Painting buildings with watercolor can be both fun and challenging. Getting the perspective correct is very important. If it is off, everyone will notice. If it is just right, it will be taken for granted... but that's ok!
A good way to see the angles of your subject, is to refer to the large hand of your watch. Try corresponding the roofline of your building with the similar looking "time" on your watch. For example the pitch of the roof may look like "twenty past" the hour. In other words the angle made by the large hand at twenty past the hour, resembles that of the roof. If the large hand of the watch points at the number five on your watch, or twenty-five past the hour, it would correspond with a steeper pitched roof. A nearly flat roof would resemble the hand of your watch pointing at the number three. This is a very useful tool when painting plein air. It's helpful in approximating the angles of a building, then transferring this information to your paper.
When adding windows and doors to you building, make sure they follow the angle of your roof and foundation exactly. If the perspective is off, it will be very apparent. When painting buildings in watercolor, perspective is key. Try using the "watch hand" technique for accuracy.
Another tool when preparing to paint a building, is your camera. A grid can be drawn over your photograph, and a corresponding grid is very lightly drawn on your paper. Block off squares of equal size on both. The ratio could be 1:3, 1:5 etc., depending on the size you plan your painting to be. You may want to number your blocks lightly in pencil to make transferring your drawing easier. Making a black and white copy of your photograph can be helpful in two ways. First, you can make your grid on this, preserving your actual photograph. Secondly, the back-white-gray copy can help with your preliminary value sketch.

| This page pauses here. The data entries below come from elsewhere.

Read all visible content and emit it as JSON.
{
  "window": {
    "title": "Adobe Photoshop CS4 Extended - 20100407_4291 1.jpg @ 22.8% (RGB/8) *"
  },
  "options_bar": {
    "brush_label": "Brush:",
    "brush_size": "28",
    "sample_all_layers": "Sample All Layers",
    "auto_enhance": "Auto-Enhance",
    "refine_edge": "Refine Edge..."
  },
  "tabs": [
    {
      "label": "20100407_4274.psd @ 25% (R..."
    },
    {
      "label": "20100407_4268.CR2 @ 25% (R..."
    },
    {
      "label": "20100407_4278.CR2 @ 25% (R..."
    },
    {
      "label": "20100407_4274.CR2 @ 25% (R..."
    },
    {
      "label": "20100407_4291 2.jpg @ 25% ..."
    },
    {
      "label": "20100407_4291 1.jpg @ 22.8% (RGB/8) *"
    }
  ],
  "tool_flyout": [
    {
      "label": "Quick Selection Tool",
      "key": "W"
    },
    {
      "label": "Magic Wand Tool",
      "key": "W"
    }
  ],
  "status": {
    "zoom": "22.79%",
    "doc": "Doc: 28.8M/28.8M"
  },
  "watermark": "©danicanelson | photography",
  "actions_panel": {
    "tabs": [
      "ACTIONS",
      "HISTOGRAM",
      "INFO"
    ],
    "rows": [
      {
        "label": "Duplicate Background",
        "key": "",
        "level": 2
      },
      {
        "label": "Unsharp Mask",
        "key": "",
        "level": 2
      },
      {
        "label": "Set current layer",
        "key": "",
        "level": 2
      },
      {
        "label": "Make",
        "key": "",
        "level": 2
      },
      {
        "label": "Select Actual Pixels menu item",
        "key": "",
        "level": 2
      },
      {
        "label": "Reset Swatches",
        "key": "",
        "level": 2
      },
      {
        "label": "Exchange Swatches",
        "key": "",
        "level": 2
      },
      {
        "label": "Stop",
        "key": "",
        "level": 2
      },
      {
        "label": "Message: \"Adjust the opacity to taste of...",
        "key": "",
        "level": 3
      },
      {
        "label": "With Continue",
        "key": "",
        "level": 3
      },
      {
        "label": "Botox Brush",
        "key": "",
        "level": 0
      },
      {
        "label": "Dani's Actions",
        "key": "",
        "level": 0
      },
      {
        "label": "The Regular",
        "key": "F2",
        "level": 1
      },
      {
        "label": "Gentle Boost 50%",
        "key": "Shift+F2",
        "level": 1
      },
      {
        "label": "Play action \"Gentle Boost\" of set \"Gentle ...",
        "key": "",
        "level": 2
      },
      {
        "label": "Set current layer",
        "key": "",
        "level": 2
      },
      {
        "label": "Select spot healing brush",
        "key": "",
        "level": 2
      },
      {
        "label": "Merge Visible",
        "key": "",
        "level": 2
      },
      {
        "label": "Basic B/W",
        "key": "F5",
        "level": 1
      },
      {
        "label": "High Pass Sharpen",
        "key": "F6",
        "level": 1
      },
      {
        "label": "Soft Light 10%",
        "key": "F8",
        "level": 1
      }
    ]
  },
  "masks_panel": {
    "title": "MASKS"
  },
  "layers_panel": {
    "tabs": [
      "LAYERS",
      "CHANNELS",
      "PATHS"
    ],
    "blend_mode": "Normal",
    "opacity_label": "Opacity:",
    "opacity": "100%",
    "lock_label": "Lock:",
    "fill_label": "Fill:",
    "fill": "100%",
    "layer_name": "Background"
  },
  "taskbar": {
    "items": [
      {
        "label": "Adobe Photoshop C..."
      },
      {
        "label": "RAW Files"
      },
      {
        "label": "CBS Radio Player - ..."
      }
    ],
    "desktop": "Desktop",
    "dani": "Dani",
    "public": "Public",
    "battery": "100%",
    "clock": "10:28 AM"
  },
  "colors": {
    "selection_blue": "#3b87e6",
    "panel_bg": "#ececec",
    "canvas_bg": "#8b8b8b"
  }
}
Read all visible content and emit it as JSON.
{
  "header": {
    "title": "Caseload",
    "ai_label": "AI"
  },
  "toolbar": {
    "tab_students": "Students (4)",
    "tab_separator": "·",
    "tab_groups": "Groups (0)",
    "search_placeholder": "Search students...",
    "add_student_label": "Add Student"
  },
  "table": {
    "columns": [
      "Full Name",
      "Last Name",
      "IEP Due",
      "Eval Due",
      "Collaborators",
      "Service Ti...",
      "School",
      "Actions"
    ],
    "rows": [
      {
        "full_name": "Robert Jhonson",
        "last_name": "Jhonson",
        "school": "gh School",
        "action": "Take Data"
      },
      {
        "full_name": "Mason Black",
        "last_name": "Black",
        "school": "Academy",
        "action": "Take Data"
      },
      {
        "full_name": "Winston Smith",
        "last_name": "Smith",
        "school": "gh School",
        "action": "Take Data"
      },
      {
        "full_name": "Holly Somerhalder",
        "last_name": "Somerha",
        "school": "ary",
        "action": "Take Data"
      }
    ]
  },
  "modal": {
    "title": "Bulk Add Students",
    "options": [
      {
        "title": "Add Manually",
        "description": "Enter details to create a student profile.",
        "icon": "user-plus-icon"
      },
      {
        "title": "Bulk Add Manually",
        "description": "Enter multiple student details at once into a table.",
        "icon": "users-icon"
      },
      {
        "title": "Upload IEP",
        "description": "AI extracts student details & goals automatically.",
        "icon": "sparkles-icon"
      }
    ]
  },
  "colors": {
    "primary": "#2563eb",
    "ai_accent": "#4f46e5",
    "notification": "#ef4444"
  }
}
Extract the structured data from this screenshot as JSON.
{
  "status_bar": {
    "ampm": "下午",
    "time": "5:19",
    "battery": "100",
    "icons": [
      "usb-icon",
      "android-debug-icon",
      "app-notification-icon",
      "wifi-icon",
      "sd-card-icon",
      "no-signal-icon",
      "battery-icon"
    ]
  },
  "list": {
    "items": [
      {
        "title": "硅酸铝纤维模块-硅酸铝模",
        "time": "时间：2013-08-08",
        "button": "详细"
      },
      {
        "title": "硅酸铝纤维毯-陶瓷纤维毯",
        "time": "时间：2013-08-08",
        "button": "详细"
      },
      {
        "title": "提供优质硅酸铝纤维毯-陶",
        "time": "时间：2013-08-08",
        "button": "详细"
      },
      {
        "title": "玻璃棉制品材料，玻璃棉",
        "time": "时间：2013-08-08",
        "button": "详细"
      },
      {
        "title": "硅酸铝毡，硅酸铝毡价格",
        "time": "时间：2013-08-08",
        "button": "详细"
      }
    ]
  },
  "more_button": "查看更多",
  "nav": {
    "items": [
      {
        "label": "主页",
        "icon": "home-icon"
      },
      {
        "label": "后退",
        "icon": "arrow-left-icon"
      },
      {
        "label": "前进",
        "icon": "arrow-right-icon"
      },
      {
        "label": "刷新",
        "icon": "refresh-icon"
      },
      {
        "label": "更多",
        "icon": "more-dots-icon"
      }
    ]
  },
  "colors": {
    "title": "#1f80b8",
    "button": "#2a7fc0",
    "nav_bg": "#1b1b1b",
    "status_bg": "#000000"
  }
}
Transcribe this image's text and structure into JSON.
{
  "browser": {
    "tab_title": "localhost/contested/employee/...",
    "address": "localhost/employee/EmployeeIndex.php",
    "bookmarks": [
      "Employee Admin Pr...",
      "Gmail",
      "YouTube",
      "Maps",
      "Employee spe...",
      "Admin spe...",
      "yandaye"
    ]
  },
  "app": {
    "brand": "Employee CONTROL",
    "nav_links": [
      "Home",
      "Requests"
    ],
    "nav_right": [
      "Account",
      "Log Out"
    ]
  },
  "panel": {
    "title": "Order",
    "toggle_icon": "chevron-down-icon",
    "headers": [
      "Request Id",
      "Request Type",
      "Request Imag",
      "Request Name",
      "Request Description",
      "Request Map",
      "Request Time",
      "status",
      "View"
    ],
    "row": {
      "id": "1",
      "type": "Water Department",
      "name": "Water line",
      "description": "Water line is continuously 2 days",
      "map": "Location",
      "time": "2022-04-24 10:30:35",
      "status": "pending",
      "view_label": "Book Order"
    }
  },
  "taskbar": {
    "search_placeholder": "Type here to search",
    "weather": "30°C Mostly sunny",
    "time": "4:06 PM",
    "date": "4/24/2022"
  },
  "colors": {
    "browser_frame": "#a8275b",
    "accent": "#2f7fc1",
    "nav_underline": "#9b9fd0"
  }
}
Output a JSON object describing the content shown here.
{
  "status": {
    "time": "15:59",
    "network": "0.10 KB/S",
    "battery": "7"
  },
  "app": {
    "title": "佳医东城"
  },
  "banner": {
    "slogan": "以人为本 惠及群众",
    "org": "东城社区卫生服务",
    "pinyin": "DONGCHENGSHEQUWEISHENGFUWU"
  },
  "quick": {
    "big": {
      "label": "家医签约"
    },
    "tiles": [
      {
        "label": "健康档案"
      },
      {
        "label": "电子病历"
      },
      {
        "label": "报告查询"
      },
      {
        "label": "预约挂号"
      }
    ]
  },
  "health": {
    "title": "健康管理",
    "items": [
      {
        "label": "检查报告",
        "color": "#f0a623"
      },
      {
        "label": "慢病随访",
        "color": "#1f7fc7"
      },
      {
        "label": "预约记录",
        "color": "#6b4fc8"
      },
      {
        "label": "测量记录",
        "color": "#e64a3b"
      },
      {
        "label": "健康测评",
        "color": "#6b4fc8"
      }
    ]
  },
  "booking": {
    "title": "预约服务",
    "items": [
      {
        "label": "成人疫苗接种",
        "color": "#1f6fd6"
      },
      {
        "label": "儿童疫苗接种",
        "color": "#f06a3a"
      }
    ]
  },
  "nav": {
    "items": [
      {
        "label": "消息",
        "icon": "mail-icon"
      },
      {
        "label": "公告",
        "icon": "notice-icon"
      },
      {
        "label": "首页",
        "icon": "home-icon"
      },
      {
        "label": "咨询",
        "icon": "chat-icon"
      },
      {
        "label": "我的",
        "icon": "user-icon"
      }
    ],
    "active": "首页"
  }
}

Once you have made your value sketch to refer to when painting, and have your building accurately drawn on your paper, you will be ready to paint. Remember to use the same palette throughout your watercolor. For instance, if you are painting a red schoolhouse, be sure to use red in at least two other places in your composition. Red flowers (which you may add if none are present) and the red stripes of a flag are two good possibilities. Never use a color only once in a watercolor painting; in at least three places is the "rule." For more interest, add reflections in the windows. This will give your painting a more realistic feeling, as well as adding depth to your composition. If you paint the reflection of the sky, make it a shade or two darker than the actual sky.
Experiment, and enjoy painting buildings!
Sue Doucette, Author/Artist
I have been painting with watercolor for many years, and am happy to share with you what I have learned.
For more watercolor painting tips, please visit http://www.CapeCodWatercolor.com/Hints-For-Painters.html.
To see more watercolors, http://www.CapeCodWatercolor.com/portfolio.html.
I welcome commissions and can paint from your photograph.